Becoming the Boss

Business Management
Becoming the Boss

Owning your own business means having the freedom to set your own hours and make your own rules. It also comes with the chaos of setting up a company, meeting deadlines and dealing with demanding customers.

Still, the right to be called "boss" is enough for many entrepreneurs.

Your new "job description" is one that develops on the fly, and you often learn by doing. Here are some tips to make the transition a little easier.

Have Money to Fall Back On

Breaking even in your new business takes about one-and-a-half to three years, according to small business expert Melinda Emerson in her book "Become Your Own Boss in 12 Months." It will cost more than you think and take more time than you planned. You’ll need enough money to cover living expenses and startup costs.

Plan to start your business while you still have a job and a steady paycheck. It is hard to get investors interested until you have customers and products.
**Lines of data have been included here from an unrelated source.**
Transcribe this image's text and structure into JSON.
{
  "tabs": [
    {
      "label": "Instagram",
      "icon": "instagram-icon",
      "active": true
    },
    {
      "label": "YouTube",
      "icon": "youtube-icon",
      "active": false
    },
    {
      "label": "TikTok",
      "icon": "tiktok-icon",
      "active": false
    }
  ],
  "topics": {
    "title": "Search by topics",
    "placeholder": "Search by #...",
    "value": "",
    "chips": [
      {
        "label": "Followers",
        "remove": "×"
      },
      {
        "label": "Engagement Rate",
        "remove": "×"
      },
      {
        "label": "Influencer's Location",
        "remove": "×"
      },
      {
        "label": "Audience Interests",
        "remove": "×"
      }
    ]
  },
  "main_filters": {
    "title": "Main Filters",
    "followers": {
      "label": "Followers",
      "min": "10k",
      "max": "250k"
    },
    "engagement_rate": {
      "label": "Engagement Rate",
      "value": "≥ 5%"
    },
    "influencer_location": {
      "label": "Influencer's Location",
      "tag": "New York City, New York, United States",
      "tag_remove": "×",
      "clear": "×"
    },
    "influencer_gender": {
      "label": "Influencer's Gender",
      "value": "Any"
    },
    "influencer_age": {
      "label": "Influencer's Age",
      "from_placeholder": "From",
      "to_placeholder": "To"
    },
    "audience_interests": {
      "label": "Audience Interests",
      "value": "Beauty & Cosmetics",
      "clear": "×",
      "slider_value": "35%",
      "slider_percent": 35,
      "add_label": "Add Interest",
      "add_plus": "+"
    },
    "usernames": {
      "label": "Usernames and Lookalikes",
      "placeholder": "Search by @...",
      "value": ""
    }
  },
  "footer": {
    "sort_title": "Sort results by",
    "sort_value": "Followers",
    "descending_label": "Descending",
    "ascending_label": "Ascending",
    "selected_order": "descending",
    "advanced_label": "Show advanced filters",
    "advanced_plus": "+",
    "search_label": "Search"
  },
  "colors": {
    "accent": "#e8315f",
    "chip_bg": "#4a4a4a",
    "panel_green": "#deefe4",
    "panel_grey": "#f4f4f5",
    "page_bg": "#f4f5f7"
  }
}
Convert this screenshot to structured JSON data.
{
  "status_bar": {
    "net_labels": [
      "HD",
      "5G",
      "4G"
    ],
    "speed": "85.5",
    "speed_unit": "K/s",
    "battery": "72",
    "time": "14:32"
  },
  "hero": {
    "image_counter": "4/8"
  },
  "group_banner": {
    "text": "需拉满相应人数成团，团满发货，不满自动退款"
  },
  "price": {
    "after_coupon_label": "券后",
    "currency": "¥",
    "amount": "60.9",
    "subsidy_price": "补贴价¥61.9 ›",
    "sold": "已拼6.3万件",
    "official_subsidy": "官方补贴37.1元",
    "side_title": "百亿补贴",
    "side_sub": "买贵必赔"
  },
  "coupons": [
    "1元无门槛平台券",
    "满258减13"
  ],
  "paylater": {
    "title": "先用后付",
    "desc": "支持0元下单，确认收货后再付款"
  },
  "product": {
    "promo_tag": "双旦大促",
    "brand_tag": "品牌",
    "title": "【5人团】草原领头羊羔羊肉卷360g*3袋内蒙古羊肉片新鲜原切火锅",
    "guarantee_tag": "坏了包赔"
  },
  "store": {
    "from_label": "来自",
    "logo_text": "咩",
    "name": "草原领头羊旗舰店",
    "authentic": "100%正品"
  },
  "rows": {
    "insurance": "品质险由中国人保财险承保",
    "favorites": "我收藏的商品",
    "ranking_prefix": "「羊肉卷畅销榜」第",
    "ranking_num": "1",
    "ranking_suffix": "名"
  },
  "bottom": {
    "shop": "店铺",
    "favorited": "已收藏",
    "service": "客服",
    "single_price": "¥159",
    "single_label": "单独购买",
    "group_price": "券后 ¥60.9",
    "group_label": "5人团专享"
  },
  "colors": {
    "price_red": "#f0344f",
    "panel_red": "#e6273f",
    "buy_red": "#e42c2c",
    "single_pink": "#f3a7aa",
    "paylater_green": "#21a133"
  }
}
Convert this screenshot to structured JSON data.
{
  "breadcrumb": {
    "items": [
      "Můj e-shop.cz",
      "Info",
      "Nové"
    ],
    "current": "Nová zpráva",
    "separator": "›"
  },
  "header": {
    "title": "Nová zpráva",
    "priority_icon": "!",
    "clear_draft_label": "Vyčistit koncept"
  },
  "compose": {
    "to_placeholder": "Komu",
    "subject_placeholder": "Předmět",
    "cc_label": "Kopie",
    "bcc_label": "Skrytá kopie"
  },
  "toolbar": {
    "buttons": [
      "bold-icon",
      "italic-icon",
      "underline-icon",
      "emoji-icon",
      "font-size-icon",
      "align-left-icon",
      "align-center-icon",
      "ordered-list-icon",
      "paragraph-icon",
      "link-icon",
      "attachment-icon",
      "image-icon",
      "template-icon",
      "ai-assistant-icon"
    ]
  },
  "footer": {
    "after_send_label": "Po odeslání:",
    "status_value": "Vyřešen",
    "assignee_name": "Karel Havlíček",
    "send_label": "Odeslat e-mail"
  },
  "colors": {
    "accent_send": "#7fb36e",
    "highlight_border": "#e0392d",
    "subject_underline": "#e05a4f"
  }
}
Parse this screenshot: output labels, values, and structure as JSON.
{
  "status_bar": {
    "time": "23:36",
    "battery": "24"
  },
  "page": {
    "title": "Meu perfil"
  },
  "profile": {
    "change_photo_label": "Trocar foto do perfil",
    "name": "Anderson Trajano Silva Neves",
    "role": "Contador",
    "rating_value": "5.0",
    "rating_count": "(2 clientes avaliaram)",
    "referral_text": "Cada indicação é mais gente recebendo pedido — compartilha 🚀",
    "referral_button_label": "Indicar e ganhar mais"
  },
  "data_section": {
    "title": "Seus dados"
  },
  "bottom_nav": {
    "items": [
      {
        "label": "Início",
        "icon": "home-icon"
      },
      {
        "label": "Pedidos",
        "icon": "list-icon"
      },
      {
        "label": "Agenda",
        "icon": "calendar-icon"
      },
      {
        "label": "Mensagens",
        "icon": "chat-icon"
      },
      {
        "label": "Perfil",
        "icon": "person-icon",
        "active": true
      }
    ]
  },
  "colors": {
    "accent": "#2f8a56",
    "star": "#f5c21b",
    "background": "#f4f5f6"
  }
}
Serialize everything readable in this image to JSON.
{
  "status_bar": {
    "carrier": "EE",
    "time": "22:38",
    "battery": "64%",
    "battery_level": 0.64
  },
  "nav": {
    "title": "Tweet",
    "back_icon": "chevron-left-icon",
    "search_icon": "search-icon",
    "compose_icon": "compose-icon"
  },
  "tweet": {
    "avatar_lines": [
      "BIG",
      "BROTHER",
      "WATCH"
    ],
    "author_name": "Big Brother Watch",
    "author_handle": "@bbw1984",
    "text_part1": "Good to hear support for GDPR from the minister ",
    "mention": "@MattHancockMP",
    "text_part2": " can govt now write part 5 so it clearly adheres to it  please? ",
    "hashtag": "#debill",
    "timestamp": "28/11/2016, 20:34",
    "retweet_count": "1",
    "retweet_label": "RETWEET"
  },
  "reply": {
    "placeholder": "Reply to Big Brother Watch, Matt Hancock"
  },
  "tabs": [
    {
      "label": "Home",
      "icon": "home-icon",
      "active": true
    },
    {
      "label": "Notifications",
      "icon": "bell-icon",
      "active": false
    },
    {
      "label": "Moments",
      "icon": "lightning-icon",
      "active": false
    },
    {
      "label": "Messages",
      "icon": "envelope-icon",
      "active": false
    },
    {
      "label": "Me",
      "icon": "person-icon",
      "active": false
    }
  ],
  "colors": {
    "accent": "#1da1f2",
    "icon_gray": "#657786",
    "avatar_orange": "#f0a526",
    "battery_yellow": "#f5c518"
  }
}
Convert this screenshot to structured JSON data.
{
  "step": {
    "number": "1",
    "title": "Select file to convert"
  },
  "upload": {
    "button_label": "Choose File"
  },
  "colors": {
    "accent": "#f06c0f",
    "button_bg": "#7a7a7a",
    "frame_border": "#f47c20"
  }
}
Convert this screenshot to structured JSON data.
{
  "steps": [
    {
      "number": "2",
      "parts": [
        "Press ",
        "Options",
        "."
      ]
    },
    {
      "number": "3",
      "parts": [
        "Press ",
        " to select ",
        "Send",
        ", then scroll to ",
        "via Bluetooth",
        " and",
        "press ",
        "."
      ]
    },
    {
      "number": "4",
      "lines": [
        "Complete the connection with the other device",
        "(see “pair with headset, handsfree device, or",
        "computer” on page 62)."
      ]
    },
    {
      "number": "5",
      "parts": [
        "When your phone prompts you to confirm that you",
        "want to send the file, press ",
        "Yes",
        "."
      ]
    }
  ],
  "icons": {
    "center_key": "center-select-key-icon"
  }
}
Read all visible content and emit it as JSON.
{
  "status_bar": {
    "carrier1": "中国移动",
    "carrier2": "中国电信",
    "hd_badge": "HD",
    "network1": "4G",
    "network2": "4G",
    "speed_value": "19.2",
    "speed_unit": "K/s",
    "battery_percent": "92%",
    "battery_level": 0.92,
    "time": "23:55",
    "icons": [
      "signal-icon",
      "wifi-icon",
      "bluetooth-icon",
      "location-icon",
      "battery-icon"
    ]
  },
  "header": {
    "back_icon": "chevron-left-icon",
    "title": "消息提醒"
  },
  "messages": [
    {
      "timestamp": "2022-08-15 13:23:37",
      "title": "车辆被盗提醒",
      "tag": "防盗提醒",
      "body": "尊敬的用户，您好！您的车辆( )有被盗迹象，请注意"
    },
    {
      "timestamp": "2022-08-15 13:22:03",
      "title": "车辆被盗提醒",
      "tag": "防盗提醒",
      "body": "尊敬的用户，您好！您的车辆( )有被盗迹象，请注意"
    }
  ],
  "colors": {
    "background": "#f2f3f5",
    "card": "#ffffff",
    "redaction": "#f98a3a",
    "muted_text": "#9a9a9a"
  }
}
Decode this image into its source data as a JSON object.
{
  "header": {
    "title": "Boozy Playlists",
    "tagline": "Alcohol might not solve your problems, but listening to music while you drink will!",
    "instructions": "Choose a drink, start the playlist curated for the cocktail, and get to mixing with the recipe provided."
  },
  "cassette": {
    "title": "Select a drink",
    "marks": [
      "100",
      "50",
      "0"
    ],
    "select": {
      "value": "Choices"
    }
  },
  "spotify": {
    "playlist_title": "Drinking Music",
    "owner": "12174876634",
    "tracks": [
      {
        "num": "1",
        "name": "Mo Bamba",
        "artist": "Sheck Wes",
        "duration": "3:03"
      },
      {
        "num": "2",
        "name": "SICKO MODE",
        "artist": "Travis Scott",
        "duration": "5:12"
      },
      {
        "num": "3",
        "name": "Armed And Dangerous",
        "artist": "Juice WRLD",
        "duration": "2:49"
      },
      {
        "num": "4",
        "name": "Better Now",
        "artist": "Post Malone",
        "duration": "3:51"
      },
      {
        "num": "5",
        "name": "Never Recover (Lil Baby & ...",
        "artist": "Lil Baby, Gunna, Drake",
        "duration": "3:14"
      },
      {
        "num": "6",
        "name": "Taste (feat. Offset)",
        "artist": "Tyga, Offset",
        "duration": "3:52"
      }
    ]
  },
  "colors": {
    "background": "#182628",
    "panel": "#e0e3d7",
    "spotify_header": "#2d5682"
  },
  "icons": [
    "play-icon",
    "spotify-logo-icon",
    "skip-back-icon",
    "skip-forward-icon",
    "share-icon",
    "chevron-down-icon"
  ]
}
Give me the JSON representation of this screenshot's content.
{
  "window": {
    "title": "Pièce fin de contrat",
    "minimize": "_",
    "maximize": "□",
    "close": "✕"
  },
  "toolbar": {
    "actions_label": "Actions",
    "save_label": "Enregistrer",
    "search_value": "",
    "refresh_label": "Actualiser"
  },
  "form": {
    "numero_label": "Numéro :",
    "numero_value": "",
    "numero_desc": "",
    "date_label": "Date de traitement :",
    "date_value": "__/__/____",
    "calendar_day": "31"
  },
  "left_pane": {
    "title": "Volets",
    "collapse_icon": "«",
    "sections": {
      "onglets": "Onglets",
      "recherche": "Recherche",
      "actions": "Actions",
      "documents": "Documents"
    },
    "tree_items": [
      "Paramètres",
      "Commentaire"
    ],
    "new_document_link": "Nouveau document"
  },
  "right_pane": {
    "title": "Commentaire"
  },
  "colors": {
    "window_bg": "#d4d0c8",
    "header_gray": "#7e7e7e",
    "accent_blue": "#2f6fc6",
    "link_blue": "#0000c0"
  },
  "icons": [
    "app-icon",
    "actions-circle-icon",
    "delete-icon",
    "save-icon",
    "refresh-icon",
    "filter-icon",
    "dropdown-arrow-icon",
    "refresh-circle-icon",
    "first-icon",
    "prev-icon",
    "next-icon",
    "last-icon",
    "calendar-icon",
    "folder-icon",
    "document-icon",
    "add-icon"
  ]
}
Do whatever you need to do to make sure you have cash for the first few months.

Choose a Field You Love

Starting and growing a business may be your dream, but it can easily turn into a nightmare when you face the challenges of finding startup money, acquiring customers and weathering unpredictable market conditions. A passion for your field can sustain you over any bumps.

Take Advice from Experts

When you start a business, everyone has an opinion. One person might question why you’d leave a good job for an idea that may never work. Another person might suggest that you switch from selling apples to ice cream because the market is better.

Rely on expert advice rather than the opinions of friends and relatives. Get guidance from mentors at SCORE, the Senior Corps of Retired Executives, and the Small Business Administration (SBA). Ask others in the same line of work. Take classes and research trade publications. Talk to your local banker. Just be sure to base your decisions on respected, educated and experienced opinions.

Develop a Business Plan

Plan to make a plan. Your business plan does not have to be long, but it should at a minimum answer these questions:

  • What do I want to sell, build or offer as a service?
  • Who is my ideal customer?
  • What are my objectives and the steps I must take to achieve my goal?
  • What is my target in one year and five years for myself and my customers?

Get Support

This is the time to tap into your network. They know people who know people who know more people. Find people who are positive and upbeat when you need an injection of reassurance and encouragement. Be clear about what you need, and offer the same in return.

Starting a business is a great adventure. Be prepared for surprises, be careful with your money, educate yourself, but, most of all, enjoy it.

Reviewed September 2023

Information presented in the Financial Advice website is provided for educational purposes only and is not related to Ameris Bank's actual products or services. Ameris Bank makes no representations as to the accuracy, completeness or specific suitability of any information presented. Information provided should not be relied on or interpreted as accounting, financial planning, investment, legal or tax advice. Ameris Bank recommends you consult a professional for any specific guidance you are seeking.